I am an avid internet user. It is difficult to imagine my life without it. I owe many of my closest friends to the internet, along with many of my professional successes. As a force in my individual life, I’m willing to call it a net good.
On the systemic level, though, I wonder. It is hard to deny that the internet has been instrumental in the neoliberal regime, consolidating economic power in ever fewer hands. Amazon is archetypal here. Where the distribution of books used to be the province of a range of independent and chain bookstores, now Amazon is most people’s first stop — and they’ve actually moved to expand their reach by creating the kind of bricks-and-mortar bookstore they’ve been putting out of business for decades.
Amazon is also indicative of a broader trend: while we’re supposed to be shocked and awed by the endless innovation of the tech sector, their underlying business models are not new at all. Amazon is the bigger, better Sears catalogue. That’s it. Netflix streaming is the on-demand function from your cable plan, with better selection and an exciting new fee. The model for virtually all online publications — use content to attract eyes so that you can sell ads — is literally exactly the same as for print publications. Offering a service so you can sell ads is but a variation on the theme — particularly social media “services,” where the users themselves collectively generate the content that attracts them to the site. Sometimes you get other variations, like the “freemium” model that offers a free teaser to try to convince people to pay for the content or service, but in principle that already existed too, in the form of the public library or the waiting room at the dentist.
The other primary business model is intermediating transactions and taking a cut. Sometimes this enables transactions that otherwise would not have happened, or at least not happened as easily. This is the model for the finance industry, which does not actually create economic value. At its best, this model sets up the conditions for other people to create economic more efficiently or effectively — but at its distressingly frequent worst, all it does is extract value that can be stockpiled, concentrating wealth and power without producing any widely shared benefit.
Most “innovations” center around finding exciting new ways to extract free labor or, when that can’t be achieved, to brutally underpay people. The most exciting models combine the extractive and exploitative approaches, as shown by Uber. The Uber example also shows us how often these exciting and innovative new breakthroughs are illegal. Some of those illegal moves might seem beneficial to the public, for instance those that make music and movies more freely available or allow an alternative to cabs. Others are openly harmful — it’s appalling to think how much easier it has become to distribute child pornography since widespread adoption of the internet, for instance, increasing demand and hence directly leading to more abuse of children than would otherwise have happened.
The double-edged sword can be found everywhere. We love to read about how protestors in the Arab Spring coordinated via Twitter, but ISIS seems to have enjoyed greater and more enduring success with its social media strategy. We have all benefited from being in contact with many more interesting and like-minded people, but by the same token we are also put in contact with trolls and harrassers — and the eyeball-monetizing model means that no one has any real motivation to tamp down harrassment, because eyeballs are eyeballs.
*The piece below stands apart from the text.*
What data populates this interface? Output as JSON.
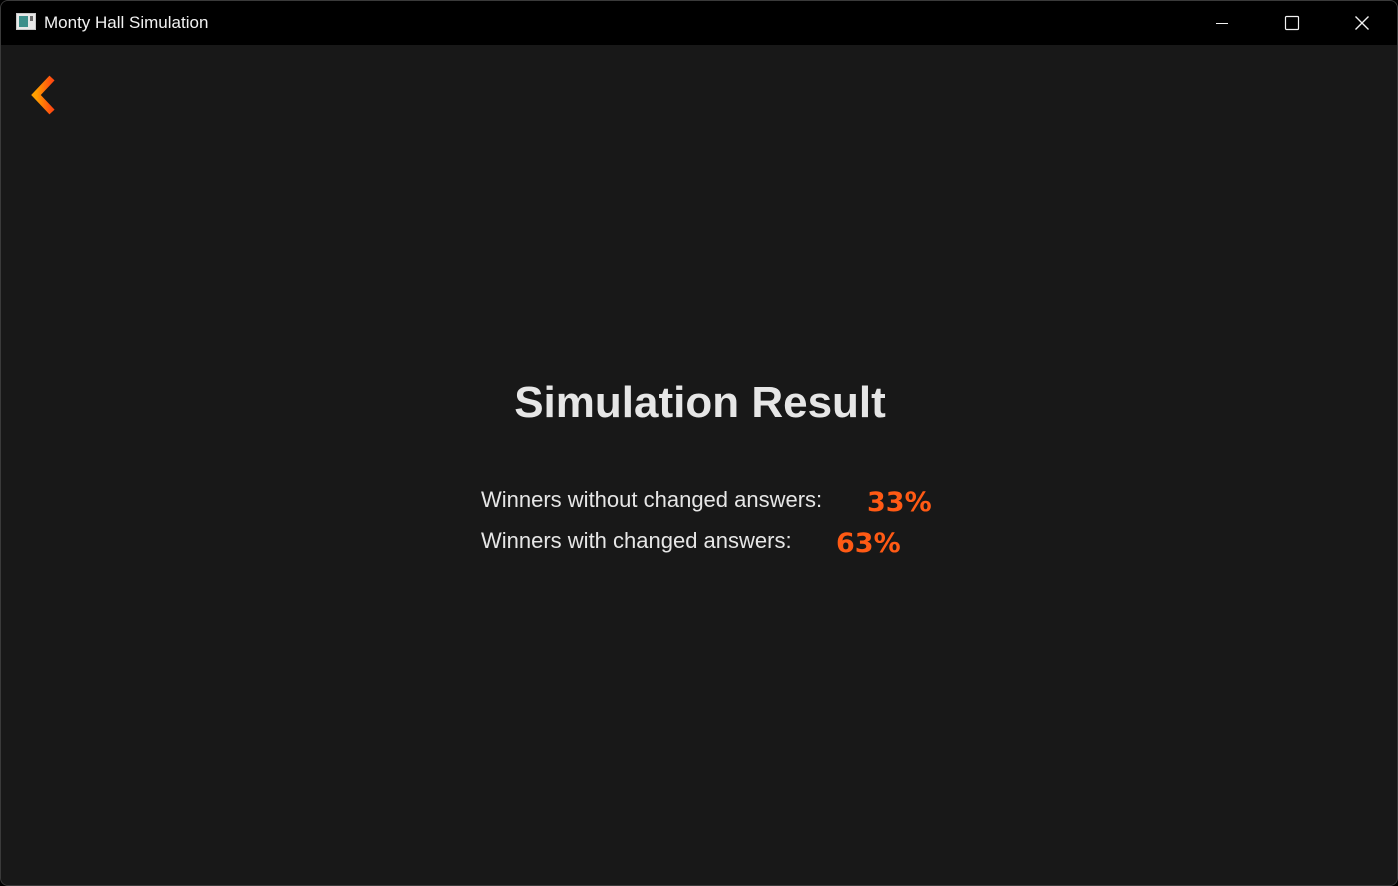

Many of these pitfalls can be traced back to the distorting influence of capitalism on the internet, but it’s not as though the non-profit sector has done much better. The signature achievement of the open source movement has been the developement of a clone of the 70s-vintage UNIX operating system, which has basically resulted in a giveaway of free (as in beer) software to tech companies while making essentially no impact on the everyday user’s reliance on proprietary software. The other major achievement has been to create a more up-to-date Encyclopedia Brittanica, with farcically good pop culture coverage. In short, the bold techno-anarchists are hardly sticking it to the man — when they take a break from harrassing the dread SJWs.
And none of this even touches on the very real environmental impact of “the cloud.” We all instinctively deplore the waste of paper generated by pre-internet bureaucracy, but I daresay that printing something off and putting it in a file cabinet is better for the environment than keeping a server running 24 hours a day so that I can have instant access to it. I love having instant streaming access to all my favorite shows, but could we as a society maybe decide whether the amount of power consumption a Netflix binge produces is worth that convenience gain? Obviously our democratic machinery is in a bad state at this point, but even if it weren’t, the seemingly immaterial nature of the internet means that question probably wouldn’t arise — and this at precisely the time when we need to have environmental and specifically power-usage concerns at the very forefront of our collective mind, not shunted even more effectively into the background.
I’m sure we can all imagine a better internet. Many of us have probably even experienced it in some fragmentary way. But the mass, commercialized internet that we know now is definitely not that utopian internet — and it threatens to destroy what utopian moments and spaces persist. I realize that there are complex questions about whether any tool can be truly neutral, but even if we regard the internet as such a neutral tool, one that could be used in any direction we choose, we as a society have chosen the very worst ways, almost systematically. And however the intrinsic properties of the internet may have contributed, our concrete use of the internet is unquestionably an indictment of our deeply corrupt, thoughtless, and self-destructive society.